---------- Materials provided

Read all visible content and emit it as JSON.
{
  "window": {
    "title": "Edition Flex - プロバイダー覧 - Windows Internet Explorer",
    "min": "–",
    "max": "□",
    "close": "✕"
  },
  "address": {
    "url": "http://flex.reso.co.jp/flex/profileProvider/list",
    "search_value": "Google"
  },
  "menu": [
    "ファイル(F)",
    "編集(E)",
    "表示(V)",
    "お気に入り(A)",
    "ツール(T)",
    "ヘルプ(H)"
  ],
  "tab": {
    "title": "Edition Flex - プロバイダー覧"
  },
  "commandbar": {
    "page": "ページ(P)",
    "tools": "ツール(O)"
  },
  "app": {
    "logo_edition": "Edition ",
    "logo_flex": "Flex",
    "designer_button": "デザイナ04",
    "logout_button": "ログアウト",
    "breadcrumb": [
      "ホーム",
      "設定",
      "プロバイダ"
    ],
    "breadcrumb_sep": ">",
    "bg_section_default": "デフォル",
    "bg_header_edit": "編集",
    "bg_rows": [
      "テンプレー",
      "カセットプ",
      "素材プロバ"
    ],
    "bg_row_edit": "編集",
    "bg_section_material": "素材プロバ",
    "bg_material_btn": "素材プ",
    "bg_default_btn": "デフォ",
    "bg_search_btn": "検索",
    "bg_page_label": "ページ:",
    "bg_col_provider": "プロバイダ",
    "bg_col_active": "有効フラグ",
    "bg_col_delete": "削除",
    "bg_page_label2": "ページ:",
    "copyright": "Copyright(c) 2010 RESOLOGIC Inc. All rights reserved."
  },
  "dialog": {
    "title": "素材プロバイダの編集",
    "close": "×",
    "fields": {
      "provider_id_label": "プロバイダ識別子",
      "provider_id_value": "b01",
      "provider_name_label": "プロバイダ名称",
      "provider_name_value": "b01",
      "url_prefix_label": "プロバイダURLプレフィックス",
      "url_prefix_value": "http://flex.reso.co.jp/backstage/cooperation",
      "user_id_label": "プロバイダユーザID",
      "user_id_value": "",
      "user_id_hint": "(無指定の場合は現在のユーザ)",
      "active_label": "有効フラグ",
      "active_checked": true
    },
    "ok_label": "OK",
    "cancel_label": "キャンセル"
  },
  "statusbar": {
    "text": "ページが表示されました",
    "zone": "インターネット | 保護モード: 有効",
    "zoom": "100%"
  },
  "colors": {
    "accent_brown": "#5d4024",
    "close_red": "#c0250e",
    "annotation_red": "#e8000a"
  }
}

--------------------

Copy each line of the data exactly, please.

Read all visible content and emit it as JSON.
{
  "window": {
    "title": "Edition Flex - プロバイダー覧 - Windows Internet Explorer",
    "min": "–",
    "max": "□",
    "close": "✕"
  },
  "address": {
    "url": "http://flex.reso.co.jp/flex/profileProvider/list",
    "search_value": "Google"
  },
  "menu": [
    "ファイル(F)",
    "編集(E)",
    "表示(V)",
    "お気に入り(A)",
    "ツール(T)",
    "ヘルプ(H)"
  ],
  "tab": {
    "title": "Edition Flex - プロバイダー覧"
  },
  "commandbar": {
    "page": "ページ(P)",
    "tools": "ツール(O)"
  },
  "app": {
    "logo_edition": "Edition ",
    "logo_flex": "Flex",
    "designer_button": "デザイナ04",
    "logout_button": "ログアウト",
    "breadcrumb": [
      "ホーム",
      "設定",
      "プロバイダ"
    ],
    "breadcrumb_sep": ">",
    "bg_section_default": "デフォル",
    "bg_header_edit": "編集",
    "bg_rows": [
      "テンプレー",
      "カセットプ",
      "素材プロバ"
    ],
    "bg_row_edit": "編集",
    "bg_section_material": "素材プロバ",
    "bg_material_btn": "素材プ",
    "bg_default_btn": "デフォ",
    "bg_search_btn": "検索",
    "bg_page_label": "ページ:",
    "bg_col_provider": "プロバイダ",
    "bg_col_active": "有効フラグ",
    "bg_col_delete": "削除",
    "bg_page_label2": "ページ:",
    "copyright": "Copyright(c) 2010 RESOLOGIC Inc. All rights reserved."
  },
  "dialog": {
    "title": "素材プロバイダの編集",
    "close": "×",
    "fields": {
      "provider_id_label": "プロバイダ識別子",
      "provider_id_value": "b01",
      "provider_name_label": "プロバイダ名称",
      "provider_name_value": "b01",
      "url_prefix_label": "プロバイダURLプレフィックス",
      "url_prefix_value": "http://flex.reso.co.jp/backstage/cooperation",
      "user_id_label": "プロバイダユーザID",
      "user_id_value": "",
      "user_id_hint": "(無指定の場合は現在のユーザ)",
      "active_label": "有効フラグ",
      "active_checked": true
    },
    "ok_label": "OK",
    "cancel_label": "キャンセル"
  },
  "statusbar": {
    "text": "ページが表示されました",
    "zone": "インターネット | 保護モード: 有効",
    "zoom": "100%"
  },
  "colors": {
    "accent_brown": "#5d4024",
    "close_red": "#c0250e",
    "annotation_red": "#e8000a"
  }
}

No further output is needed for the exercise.